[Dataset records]
━━━

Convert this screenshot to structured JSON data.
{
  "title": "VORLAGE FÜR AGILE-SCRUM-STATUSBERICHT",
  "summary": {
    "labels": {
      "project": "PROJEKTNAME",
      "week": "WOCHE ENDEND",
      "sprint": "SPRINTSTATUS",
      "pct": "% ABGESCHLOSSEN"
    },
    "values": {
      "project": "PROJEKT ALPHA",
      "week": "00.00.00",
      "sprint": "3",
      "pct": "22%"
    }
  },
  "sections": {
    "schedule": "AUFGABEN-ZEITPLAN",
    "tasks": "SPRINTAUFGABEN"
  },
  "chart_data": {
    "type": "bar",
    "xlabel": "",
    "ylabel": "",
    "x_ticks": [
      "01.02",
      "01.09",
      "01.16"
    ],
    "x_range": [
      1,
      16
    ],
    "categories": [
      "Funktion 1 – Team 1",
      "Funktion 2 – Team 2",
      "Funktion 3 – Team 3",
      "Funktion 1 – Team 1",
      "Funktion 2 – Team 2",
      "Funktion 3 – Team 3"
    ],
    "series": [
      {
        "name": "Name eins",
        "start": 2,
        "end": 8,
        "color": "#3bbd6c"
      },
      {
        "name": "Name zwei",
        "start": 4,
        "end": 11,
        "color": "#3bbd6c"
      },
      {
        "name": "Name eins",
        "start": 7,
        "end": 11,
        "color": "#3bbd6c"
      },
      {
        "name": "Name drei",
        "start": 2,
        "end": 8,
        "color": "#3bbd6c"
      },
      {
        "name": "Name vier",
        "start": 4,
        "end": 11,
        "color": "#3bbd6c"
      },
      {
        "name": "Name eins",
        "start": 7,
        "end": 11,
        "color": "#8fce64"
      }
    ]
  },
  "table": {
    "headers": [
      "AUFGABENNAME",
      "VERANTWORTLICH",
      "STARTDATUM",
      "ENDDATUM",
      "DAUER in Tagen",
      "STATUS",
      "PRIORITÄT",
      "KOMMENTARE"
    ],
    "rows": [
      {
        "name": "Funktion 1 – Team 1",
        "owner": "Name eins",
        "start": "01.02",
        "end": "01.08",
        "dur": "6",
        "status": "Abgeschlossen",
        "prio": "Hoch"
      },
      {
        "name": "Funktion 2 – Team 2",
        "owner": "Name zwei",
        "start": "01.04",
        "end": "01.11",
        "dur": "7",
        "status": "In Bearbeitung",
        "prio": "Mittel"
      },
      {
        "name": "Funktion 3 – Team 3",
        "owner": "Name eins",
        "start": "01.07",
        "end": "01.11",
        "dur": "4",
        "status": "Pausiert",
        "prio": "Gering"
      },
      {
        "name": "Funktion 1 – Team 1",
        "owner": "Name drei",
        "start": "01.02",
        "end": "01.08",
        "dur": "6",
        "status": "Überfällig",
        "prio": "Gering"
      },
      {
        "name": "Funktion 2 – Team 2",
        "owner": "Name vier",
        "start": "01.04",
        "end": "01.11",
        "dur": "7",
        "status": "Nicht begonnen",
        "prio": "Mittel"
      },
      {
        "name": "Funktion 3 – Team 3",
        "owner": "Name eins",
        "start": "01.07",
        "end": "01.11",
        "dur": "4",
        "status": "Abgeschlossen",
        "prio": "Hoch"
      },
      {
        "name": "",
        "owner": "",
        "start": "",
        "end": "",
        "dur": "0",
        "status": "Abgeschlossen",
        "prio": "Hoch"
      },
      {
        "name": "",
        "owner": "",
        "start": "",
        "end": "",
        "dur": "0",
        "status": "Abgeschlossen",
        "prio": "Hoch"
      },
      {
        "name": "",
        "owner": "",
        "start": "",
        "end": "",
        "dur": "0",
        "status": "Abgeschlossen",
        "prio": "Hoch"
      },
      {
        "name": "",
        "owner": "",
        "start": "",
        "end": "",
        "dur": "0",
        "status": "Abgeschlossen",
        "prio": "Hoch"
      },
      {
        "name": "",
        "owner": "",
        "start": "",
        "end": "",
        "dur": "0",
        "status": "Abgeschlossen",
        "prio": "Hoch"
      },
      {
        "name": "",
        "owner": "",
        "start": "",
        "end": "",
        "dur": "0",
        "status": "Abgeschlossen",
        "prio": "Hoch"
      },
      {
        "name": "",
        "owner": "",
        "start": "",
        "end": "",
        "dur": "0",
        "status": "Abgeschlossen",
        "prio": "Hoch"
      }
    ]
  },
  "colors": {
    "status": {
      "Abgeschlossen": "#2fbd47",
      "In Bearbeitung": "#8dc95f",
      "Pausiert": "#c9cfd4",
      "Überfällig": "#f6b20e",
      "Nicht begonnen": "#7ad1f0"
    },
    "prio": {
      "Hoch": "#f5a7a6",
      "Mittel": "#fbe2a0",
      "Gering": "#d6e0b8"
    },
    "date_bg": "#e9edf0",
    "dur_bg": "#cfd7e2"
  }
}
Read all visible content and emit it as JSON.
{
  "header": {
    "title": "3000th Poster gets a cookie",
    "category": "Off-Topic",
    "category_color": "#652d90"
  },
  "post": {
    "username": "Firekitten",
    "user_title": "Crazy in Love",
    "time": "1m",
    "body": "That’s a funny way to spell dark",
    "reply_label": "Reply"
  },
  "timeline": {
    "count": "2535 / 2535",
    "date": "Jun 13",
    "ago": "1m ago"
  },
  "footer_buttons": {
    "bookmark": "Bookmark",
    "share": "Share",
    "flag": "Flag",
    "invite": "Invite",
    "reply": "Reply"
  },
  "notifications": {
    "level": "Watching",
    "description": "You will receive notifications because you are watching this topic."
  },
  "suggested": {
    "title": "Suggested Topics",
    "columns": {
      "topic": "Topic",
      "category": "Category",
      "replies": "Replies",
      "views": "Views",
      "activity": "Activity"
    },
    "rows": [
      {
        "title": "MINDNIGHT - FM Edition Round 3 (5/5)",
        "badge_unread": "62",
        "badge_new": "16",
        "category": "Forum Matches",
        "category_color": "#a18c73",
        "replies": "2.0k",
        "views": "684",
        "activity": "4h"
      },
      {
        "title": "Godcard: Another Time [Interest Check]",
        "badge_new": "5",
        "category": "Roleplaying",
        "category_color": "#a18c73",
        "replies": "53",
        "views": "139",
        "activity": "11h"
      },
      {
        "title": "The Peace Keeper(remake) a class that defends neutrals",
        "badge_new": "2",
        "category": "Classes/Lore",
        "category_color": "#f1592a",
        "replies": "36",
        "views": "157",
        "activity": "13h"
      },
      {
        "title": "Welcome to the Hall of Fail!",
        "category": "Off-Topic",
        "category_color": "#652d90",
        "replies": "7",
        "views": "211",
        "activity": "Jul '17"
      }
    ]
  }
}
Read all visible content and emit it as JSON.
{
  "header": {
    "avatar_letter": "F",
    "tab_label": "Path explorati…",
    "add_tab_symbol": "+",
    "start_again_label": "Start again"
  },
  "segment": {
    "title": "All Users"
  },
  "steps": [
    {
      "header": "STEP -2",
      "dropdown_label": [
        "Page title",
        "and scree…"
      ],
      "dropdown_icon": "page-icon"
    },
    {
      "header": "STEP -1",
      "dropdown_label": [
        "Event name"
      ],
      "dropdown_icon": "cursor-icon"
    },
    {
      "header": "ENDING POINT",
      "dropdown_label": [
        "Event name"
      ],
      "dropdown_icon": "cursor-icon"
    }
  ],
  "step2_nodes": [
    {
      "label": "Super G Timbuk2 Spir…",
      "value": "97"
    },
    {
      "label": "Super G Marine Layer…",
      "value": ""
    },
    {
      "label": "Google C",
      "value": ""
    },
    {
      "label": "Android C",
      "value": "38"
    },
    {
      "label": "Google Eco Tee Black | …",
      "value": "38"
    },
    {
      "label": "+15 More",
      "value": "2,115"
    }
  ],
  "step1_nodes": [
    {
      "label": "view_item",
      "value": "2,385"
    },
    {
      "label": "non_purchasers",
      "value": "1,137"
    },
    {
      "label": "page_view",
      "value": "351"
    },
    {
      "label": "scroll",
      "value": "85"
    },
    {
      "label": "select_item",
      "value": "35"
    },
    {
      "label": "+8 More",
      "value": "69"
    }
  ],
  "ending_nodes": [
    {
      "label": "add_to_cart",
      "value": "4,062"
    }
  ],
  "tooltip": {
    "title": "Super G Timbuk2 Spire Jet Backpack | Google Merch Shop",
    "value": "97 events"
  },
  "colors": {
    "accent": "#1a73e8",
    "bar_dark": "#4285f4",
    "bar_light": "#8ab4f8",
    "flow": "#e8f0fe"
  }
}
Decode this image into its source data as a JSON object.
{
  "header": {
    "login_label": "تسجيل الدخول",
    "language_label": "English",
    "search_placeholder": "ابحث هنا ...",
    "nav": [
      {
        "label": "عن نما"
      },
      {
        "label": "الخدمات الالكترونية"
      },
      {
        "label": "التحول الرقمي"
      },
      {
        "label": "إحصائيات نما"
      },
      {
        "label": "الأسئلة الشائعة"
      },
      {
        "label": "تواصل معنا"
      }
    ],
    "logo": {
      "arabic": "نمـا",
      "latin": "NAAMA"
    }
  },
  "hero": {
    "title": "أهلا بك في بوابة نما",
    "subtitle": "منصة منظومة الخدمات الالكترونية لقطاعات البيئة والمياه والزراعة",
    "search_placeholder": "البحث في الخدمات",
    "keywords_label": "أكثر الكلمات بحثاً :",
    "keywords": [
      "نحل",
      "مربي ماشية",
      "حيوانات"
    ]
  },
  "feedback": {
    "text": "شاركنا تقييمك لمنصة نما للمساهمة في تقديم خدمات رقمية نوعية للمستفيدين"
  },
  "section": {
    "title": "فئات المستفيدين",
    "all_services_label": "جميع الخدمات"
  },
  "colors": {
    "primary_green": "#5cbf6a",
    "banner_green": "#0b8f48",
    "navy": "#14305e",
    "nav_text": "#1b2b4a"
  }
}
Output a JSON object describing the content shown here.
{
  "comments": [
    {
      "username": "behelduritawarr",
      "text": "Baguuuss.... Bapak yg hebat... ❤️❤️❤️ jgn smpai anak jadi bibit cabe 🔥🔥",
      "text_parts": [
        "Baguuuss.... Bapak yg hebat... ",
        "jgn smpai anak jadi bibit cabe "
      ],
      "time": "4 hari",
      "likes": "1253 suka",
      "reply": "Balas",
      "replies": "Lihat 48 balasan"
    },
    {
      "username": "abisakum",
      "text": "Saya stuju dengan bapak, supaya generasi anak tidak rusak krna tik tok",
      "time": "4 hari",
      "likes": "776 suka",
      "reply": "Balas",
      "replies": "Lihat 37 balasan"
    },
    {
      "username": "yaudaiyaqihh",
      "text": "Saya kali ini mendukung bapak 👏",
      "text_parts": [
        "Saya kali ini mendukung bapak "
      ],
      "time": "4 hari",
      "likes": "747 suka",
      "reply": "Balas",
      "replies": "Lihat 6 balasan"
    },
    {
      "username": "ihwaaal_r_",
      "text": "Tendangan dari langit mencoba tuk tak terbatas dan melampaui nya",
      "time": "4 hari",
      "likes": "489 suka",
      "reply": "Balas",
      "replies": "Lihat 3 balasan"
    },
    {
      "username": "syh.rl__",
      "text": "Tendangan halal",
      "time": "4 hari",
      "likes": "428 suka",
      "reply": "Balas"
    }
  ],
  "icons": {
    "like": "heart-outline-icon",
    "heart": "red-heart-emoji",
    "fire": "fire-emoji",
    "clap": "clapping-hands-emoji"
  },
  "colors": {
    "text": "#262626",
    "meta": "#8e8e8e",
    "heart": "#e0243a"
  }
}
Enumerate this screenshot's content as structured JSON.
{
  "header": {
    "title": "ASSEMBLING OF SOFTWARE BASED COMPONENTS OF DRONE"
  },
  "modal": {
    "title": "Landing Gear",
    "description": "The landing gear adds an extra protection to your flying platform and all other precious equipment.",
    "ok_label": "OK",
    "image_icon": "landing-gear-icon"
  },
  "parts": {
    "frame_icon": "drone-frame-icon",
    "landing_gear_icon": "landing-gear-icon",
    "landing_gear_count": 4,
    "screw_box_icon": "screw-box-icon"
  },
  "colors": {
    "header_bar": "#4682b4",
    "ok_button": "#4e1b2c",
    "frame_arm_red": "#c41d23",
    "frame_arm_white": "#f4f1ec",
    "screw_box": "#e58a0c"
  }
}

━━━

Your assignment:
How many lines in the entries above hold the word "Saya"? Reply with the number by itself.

Exercise answer:
3